* **Dataset**
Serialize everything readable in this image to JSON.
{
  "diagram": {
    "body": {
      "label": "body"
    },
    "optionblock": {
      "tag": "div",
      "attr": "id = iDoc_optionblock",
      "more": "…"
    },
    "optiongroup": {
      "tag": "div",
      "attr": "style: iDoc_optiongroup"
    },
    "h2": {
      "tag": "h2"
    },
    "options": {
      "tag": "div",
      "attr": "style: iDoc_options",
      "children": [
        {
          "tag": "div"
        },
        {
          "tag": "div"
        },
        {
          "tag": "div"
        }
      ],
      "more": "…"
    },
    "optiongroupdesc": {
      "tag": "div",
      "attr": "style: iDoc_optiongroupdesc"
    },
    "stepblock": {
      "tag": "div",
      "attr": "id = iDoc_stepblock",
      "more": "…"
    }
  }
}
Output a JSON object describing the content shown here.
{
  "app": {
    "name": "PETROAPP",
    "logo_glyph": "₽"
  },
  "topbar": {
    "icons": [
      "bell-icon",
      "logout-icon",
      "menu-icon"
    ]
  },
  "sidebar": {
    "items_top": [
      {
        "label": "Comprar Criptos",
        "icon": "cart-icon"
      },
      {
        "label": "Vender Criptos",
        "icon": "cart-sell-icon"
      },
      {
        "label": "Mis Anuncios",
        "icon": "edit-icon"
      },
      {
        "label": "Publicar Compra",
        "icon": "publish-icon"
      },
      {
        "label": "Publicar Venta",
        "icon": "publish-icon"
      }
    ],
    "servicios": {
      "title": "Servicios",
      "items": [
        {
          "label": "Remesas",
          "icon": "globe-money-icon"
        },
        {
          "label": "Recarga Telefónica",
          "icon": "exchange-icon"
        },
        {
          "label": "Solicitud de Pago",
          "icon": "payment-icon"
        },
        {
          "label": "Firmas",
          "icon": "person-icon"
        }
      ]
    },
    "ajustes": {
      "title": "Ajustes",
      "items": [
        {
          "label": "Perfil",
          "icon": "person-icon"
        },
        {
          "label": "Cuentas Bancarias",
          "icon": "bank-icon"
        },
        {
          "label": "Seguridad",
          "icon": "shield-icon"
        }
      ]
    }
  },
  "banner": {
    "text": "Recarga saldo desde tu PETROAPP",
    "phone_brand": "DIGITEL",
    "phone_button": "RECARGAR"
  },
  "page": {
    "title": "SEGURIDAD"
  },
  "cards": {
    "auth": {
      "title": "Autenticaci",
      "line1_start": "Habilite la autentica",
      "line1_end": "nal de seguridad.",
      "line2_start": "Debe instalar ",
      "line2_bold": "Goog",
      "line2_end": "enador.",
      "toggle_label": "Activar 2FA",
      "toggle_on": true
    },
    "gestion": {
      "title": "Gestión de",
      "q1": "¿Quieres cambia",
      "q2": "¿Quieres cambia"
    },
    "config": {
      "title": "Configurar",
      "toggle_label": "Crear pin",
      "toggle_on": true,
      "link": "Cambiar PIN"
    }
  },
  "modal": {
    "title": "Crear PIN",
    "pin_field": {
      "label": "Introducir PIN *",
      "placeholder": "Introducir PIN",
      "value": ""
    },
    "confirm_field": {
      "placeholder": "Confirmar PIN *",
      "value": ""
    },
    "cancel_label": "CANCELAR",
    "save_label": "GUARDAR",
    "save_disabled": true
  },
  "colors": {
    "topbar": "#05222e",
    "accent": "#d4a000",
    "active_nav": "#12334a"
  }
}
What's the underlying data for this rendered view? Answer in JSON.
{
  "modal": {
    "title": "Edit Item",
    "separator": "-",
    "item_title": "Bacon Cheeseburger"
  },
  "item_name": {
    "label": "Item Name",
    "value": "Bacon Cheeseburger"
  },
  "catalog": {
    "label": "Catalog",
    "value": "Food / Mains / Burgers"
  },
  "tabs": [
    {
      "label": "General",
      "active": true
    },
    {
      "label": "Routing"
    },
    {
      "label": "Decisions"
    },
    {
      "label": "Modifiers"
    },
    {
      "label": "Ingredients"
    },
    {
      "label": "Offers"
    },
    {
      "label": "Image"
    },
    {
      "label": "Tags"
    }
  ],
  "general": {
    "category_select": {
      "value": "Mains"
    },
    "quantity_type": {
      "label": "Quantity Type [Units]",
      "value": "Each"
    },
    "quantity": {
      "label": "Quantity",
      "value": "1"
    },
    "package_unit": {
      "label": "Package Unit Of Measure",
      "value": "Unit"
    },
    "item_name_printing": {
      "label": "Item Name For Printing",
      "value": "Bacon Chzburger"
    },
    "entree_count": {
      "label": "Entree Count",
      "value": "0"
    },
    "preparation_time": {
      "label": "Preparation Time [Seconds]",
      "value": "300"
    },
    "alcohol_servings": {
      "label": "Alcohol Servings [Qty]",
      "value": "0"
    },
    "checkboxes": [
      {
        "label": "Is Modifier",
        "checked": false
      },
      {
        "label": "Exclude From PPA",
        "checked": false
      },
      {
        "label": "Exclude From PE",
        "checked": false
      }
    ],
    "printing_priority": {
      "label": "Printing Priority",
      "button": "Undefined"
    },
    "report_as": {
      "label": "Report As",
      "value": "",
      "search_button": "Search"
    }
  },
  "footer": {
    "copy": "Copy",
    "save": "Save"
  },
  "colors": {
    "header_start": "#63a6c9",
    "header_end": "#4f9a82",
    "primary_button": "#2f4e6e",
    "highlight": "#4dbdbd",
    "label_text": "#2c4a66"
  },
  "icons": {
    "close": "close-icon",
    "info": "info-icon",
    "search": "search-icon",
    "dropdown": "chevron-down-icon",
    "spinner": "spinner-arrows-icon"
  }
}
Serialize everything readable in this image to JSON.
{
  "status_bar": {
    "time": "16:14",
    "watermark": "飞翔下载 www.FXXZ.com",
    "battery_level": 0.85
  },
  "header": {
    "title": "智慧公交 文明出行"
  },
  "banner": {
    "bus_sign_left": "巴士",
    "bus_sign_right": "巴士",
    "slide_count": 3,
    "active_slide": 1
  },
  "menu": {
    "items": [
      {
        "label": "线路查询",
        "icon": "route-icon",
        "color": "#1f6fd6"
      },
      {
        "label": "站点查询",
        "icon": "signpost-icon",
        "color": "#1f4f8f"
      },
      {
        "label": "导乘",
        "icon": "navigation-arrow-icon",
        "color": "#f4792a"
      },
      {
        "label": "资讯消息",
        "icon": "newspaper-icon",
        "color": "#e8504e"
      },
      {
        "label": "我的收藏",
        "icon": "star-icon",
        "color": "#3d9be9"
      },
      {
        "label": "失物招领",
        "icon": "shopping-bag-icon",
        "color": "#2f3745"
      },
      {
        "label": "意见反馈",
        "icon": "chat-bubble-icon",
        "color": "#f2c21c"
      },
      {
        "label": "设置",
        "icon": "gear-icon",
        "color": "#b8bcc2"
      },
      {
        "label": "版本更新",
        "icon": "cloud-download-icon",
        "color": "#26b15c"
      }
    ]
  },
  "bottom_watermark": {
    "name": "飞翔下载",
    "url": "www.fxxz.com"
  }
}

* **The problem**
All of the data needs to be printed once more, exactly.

* **Task output**
Serialize everything readable in this image to JSON.
{
  "diagram": {
    "body": {
      "label": "body"
    },
    "optionblock": {
      "tag": "div",
      "attr": "id = iDoc_optionblock",
      "more": "…"
    },
    "optiongroup": {
      "tag": "div",
      "attr": "style: iDoc_optiongroup"
    },
    "h2": {
      "tag": "h2"
    },
    "options": {
      "tag": "div",
      "attr": "style: iDoc_options",
      "children": [
        {
          "tag": "div"
        },
        {
          "tag": "div"
        },
        {
          "tag": "div"
        }
      ],
      "more": "…"
    },
    "optiongroupdesc": {
      "tag": "div",
      "attr": "style: iDoc_optiongroupdesc"
    },
    "stepblock": {
      "tag": "div",
      "attr": "id = iDoc_stepblock",
      "more": "…"
    }
  }
}
Output a JSON object describing the content shown here.
{
  "app": {
    "name": "PETROAPP",
    "logo_glyph": "₽"
  },
  "topbar": {
    "icons": [
      "bell-icon",
      "logout-icon",
      "menu-icon"
    ]
  },
  "sidebar": {
    "items_top": [
      {
        "label": "Comprar Criptos",
        "icon": "cart-icon"
      },
      {
        "label": "Vender Criptos",
        "icon": "cart-sell-icon"
      },
      {
        "label": "Mis Anuncios",
        "icon": "edit-icon"
      },
      {
        "label": "Publicar Compra",
        "icon": "publish-icon"
      },
      {
        "label": "Publicar Venta",
        "icon": "publish-icon"
      }
    ],
    "servicios": {
      "title": "Servicios",
      "items": [
        {
          "label": "Remesas",
          "icon": "globe-money-icon"
        },
        {
          "label": "Recarga Telefónica",
          "icon": "exchange-icon"
        },
        {
          "label": "Solicitud de Pago",
          "icon": "payment-icon"
        },
        {
          "label": "Firmas",
          "icon": "person-icon"
        }
      ]
    },
    "ajustes": {
      "title": "Ajustes",
      "items": [
        {
          "label": "Perfil",
          "icon": "person-icon"
        },
        {
          "label": "Cuentas Bancarias",
          "icon": "bank-icon"
        },
        {
          "label": "Seguridad",
          "icon": "shield-icon"
        }
      ]
    }
  },
  "banner": {
    "text": "Recarga saldo desde tu PETROAPP",
    "phone_brand": "DIGITEL",
    "phone_button": "RECARGAR"
  },
  "page": {
    "title": "SEGURIDAD"
  },
  "cards": {
    "auth": {
      "title": "Autenticaci",
      "line1_start": "Habilite la autentica",
      "line1_end": "nal de seguridad.",
      "line2_start": "Debe instalar ",
      "line2_bold": "Goog",
      "line2_end": "enador.",
      "toggle_label": "Activar 2FA",
      "toggle_on": true
    },
    "gestion": {
      "title": "Gestión de",
      "q1": "¿Quieres cambia",
      "q2": "¿Quieres cambia"
    },
    "config": {
      "title": "Configurar",
      "toggle_label": "Crear pin",
      "toggle_on": true,
      "link": "Cambiar PIN"
    }
  },
  "modal": {
    "title": "Crear PIN",
    "pin_field": {
      "label": "Introducir PIN *",
      "placeholder": "Introducir PIN",
      "value": ""
    },
    "confirm_field": {
      "placeholder": "Confirmar PIN *",
      "value": ""
    },
    "cancel_label": "CANCELAR",
    "save_label": "GUARDAR",
    "save_disabled": true
  },
  "colors": {
    "topbar": "#05222e",
    "accent": "#d4a000",
    "active_nav": "#12334a"
  }
}
What's the underlying data for this rendered view? Answer in JSON.
{
  "modal": {
    "title": "Edit Item",
    "separator": "-",
    "item_title": "Bacon Cheeseburger"
  },
  "item_name": {
    "label": "Item Name",
    "value": "Bacon Cheeseburger"
  },
  "catalog": {
    "label": "Catalog",
    "value": "Food / Mains / Burgers"
  },
  "tabs": [
    {
      "label": "General",
      "active": true
    },
    {
      "label": "Routing"
    },
    {
      "label": "Decisions"
    },
    {
      "label": "Modifiers"
    },
    {
      "label": "Ingredients"
    },
    {
      "label": "Offers"
    },
    {
      "label": "Image"
    },
    {
      "label": "Tags"
    }
  ],
  "general": {
    "category_select": {
      "value": "Mains"
    },
    "quantity_type": {
      "label": "Quantity Type [Units]",
      "value": "Each"
    },
    "quantity": {
      "label": "Quantity",
      "value": "1"
    },
    "package_unit": {
      "label": "Package Unit Of Measure",
      "value": "Unit"
    },
    "item_name_printing": {
      "label": "Item Name For Printing",
      "value": "Bacon Chzburger"
    },
    "entree_count": {
      "label": "Entree Count",
      "value": "0"
    },
    "preparation_time": {
      "label": "Preparation Time [Seconds]",
      "value": "300"
    },
    "alcohol_servings": {
      "label": "Alcohol Servings [Qty]",
      "value": "0"
    },
    "checkboxes": [
      {
        "label": "Is Modifier",
        "checked": false
      },
      {
        "label": "Exclude From PPA",
        "checked": false
      },
      {
        "label": "Exclude From PE",
        "checked": false
      }
    ],
    "printing_priority": {
      "label": "Printing Priority",
      "button": "Undefined"
    },
    "report_as": {
      "label": "Report As",
      "value": "",
      "search_button": "Search"
    }
  },
  "footer": {
    "copy": "Copy",
    "save": "Save"
  },
  "colors": {
    "header_start": "#63a6c9",
    "header_end": "#4f9a82",
    "primary_button": "#2f4e6e",
    "highlight": "#4dbdbd",
    "label_text": "#2c4a66"
  },
  "icons": {
    "close": "close-icon",
    "info": "info-icon",
    "search": "search-icon",
    "dropdown": "chevron-down-icon",
    "spinner": "spinner-arrows-icon"
  }
}
Serialize everything readable in this image to JSON.
{
  "status_bar": {
    "time": "16:14",
    "watermark": "飞翔下载 www.FXXZ.com",
    "battery_level": 0.85
  },
  "header": {
    "title": "智慧公交 文明出行"
  },
  "banner": {
    "bus_sign_left": "巴士",
    "bus_sign_right": "巴士",
    "slide_count": 3,
    "active_slide": 1
  },
  "menu": {
    "items": [
      {
        "label": "线路查询",
        "icon": "route-icon",
        "color": "#1f6fd6"
      },
      {
        "label": "站点查询",
        "icon": "signpost-icon",
        "color": "#1f4f8f"
      },
      {
        "label": "导乘",
        "icon": "navigation-arrow-icon",
        "color": "#f4792a"
      },
      {
        "label": "资讯消息",
        "icon": "newspaper-icon",
        "color": "#e8504e"
      },
      {
        "label": "我的收藏",
        "icon": "star-icon",
        "color": "#3d9be9"
      },
      {
        "label": "失物招领",
        "icon": "shopping-bag-icon",
        "color": "#2f3745"
      },
      {
        "label": "意见反馈",
        "icon": "chat-bubble-icon",
        "color": "#f2c21c"
      },
      {
        "label": "设置",
        "icon": "gear-icon",
        "color": "#b8bcc2"
      },
      {
        "label": "版本更新",
        "icon": "cloud-download-icon",
        "color": "#26b15c"
      }
    ]
  },
  "bottom_watermark": {
    "name": "飞翔下载",
    "url": "www.fxxz.com"
  }
}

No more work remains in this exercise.